When it comes to money, be flexible.
Branching out into uncharted territory isn’t easy for any company, even with a bankroll as deep as Ford’s. Your monetization strategy must be flexible enough to sustain you through growing pains, long stretches of R&D, and failed business initiatives.
“If we do our job right, we’ll be less capital intensive, higher margins, less cyclical as a company,” Bill said. “We have Ford Credit, a database on customers all around the world which hasn’t been unleashed. As we think of future payments, our business model will change dramatically. We will try new things and make mistakes, and that’s okay. I really believe at the end of the day we will still be a more robust business.”
Keep working toward sustainability.
Traffic isn’t just annoying; the corresponding air pollution is already causing a growing health concern all over the world. Ford was named one of the world’s greenest companies in 2015, which Bill said was unheard of for an automobile company, as well as one of the world’s most ethical companies for the last eight years.
Bill values these awards because they show his employees why they do things the way they do, from the way they build their vehicles to the way they address water usage. Additionally, he is a proponent of having national emissions standards as one measurement every company can be aware of and work toward to become greener. Sustainability is important, but he feels every new technology must solve both problems to be successful: the mobility issue, as well as the pollution issue.
Remember the human aspect of driving.
Even if autonomous vehicles are perfected and ready to hit the market, smart mobility providers and automakers shouldn’t overlook the deeply embedded human aspect of driving.
“The old car business won’t disappear overnight,” Bill said. “We’ll make cars for customers, but there will be a big difference between urban transportation and suburban/rural transportation. If you love to drive and having your own vehicle, that will still be a possibility.”
When asked why he thinks electric and other fuel-efficient vehicles have not become the norm yet, Bill discussed the perception of green vehicles as “unfun.” Ford has had to work to overcome this perception with its own eco-friendly vehicles.
“Anytime we push the envelope, there’s initial resistance and then people get it,” Bill said. “People didn’t think anyone would like the Ecoboost V6, but now people love it. But it’s still the early days. A lot of electric car pronouncements haven’t been lived up to, and it’s better to underpromise and overdeliver.”

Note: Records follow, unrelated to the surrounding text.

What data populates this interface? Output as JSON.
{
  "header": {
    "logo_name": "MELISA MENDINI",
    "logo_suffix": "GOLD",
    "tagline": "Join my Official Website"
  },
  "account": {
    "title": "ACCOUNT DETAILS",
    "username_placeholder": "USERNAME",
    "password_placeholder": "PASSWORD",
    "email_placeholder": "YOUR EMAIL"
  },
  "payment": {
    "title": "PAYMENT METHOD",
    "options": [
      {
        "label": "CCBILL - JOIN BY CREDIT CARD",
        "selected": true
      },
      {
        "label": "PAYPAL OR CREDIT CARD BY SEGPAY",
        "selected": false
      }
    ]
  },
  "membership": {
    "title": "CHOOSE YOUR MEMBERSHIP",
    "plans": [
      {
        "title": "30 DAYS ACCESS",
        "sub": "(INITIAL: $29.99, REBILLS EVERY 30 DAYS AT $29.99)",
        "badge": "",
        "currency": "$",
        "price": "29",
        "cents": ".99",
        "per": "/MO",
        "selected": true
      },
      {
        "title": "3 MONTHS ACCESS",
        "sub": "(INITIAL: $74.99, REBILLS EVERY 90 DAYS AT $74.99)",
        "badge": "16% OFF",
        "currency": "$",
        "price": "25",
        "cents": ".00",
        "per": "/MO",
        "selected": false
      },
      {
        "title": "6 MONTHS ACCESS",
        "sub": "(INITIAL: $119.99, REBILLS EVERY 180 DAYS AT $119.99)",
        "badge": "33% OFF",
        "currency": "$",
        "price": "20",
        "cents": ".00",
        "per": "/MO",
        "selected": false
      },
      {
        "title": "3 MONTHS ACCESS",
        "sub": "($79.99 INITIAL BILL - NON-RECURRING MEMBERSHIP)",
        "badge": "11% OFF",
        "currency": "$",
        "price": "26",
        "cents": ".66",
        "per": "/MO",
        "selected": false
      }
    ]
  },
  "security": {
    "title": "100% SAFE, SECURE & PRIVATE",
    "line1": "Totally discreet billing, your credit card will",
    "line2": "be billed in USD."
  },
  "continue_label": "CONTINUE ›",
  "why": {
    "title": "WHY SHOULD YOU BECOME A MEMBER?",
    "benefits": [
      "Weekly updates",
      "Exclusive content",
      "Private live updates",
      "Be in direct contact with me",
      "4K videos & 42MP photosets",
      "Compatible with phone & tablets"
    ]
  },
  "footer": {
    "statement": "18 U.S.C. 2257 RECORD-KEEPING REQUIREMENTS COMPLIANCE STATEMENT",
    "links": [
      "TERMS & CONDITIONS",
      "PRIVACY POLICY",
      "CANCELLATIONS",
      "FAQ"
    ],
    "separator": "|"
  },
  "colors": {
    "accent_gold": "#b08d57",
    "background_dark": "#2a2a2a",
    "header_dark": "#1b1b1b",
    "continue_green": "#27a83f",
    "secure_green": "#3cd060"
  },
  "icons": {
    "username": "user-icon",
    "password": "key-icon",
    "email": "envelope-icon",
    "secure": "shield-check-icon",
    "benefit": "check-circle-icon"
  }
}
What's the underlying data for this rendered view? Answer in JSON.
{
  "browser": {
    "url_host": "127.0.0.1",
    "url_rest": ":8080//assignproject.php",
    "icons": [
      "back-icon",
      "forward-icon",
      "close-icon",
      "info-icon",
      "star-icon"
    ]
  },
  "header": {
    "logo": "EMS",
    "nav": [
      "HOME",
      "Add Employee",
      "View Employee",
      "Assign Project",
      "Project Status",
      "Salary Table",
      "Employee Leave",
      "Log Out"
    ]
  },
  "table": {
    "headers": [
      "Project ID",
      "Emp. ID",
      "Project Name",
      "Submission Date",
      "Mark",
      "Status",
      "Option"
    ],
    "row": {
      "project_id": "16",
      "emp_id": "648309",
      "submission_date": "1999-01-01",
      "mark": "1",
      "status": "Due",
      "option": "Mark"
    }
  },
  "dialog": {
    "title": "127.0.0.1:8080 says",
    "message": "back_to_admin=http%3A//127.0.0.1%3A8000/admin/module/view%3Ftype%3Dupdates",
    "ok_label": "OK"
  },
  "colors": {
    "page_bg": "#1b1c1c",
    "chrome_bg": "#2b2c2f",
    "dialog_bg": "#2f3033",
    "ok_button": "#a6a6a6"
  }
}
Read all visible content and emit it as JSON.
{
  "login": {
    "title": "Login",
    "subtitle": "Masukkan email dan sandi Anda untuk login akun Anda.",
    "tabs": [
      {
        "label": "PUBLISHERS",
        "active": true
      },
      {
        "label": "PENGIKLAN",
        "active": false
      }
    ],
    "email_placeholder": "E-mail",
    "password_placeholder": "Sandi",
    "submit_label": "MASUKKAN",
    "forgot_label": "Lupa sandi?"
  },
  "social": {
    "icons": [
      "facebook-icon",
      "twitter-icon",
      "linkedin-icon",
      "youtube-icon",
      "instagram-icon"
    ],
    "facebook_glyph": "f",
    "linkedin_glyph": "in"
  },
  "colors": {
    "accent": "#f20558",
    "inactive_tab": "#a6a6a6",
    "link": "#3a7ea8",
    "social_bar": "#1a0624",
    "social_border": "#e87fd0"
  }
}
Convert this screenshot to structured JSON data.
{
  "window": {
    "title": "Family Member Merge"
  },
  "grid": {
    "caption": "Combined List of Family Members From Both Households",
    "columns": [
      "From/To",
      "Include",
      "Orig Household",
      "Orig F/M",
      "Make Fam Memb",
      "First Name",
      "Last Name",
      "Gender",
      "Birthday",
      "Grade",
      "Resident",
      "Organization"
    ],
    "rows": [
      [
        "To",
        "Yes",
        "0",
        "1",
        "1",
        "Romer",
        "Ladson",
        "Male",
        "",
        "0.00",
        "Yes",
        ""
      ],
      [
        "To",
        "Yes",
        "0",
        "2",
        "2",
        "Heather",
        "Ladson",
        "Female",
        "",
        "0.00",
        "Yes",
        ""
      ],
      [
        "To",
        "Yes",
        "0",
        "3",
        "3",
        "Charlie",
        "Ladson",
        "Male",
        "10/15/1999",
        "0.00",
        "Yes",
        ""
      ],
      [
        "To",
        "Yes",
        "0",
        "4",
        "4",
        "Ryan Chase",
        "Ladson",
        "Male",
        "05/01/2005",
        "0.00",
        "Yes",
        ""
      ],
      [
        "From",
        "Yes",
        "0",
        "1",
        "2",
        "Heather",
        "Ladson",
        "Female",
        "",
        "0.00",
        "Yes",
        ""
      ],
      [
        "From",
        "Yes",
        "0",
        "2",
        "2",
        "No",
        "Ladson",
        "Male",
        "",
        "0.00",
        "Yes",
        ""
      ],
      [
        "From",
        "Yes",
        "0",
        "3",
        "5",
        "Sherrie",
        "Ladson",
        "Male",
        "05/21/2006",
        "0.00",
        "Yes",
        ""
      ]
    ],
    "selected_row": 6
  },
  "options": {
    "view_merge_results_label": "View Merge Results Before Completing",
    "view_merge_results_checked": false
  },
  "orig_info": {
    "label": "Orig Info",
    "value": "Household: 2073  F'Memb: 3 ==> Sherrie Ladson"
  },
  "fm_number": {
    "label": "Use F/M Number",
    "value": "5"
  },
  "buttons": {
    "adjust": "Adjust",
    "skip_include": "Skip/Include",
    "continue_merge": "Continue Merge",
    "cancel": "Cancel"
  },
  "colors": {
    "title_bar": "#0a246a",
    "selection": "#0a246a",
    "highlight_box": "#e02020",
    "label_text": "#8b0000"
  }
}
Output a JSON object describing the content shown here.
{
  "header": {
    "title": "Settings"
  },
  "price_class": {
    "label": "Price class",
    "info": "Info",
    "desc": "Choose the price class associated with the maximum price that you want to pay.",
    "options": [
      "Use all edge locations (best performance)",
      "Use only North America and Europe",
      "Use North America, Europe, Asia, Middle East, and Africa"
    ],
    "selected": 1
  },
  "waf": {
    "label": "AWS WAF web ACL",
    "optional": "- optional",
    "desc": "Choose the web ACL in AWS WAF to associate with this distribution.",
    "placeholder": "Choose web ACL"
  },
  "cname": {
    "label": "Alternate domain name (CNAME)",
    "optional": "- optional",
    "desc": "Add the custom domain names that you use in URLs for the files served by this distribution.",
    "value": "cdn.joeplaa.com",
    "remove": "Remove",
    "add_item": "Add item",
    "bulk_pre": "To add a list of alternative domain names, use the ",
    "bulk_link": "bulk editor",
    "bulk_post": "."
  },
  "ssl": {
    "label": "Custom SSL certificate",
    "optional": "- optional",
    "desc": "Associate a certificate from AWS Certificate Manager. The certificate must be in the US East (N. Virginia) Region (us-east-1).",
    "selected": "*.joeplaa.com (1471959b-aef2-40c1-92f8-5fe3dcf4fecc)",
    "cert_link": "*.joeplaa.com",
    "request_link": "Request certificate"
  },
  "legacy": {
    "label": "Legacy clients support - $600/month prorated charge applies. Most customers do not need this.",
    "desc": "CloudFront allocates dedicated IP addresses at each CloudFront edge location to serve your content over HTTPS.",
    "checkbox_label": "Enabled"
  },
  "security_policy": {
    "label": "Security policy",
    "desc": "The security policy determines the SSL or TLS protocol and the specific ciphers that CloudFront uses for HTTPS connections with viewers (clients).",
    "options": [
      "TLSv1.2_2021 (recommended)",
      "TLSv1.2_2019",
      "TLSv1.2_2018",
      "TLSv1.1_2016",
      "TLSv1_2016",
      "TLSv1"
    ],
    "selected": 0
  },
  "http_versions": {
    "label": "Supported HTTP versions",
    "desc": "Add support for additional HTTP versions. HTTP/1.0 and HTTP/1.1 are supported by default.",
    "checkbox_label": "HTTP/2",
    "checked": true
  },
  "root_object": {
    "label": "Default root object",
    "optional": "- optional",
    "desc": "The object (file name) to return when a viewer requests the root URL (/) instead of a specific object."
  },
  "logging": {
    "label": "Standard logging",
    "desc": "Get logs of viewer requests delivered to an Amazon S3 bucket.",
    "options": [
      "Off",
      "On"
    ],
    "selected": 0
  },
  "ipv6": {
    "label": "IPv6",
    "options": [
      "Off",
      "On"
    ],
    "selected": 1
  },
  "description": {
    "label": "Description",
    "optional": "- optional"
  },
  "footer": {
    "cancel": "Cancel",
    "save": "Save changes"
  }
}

Don’t be a data dictator.
Though today’s citizens are fairly used to signing away rights to their personal data and information without a second thought, for example by using cellphones or logging onto Facebook, Bill firmly believes customers should own the rights to their data. This transparency will be key in building trust between humans and increasingly connected cars.
“There has to be an ‘opt in, opt out’ option and I think that’s ultimately where we’re going to go with data,” Bill said. “For connected vehicles, there will be a lot of sharing of data, but you can choose not to be in a connected vehicle.”
Remember the people behind the autonomous technology.
Bill’s overarching message was a simple one: the future is not about the technology we create, it’s about the people who will use it.
Smart mobility isn’t simply about pushing technology forward to move people more quickly, safely, and efficiently. The lives of the people who will be affected by this technology must be a built-in consideration in order to meet the true end goal of smart mobility: helping citizens live happier, healthier lives.
As we work together to build the world of tomorrow, it’s vital we center all of our business decisions not on only what is technologically possible or financially profitable, but on what will make the future a better place to live.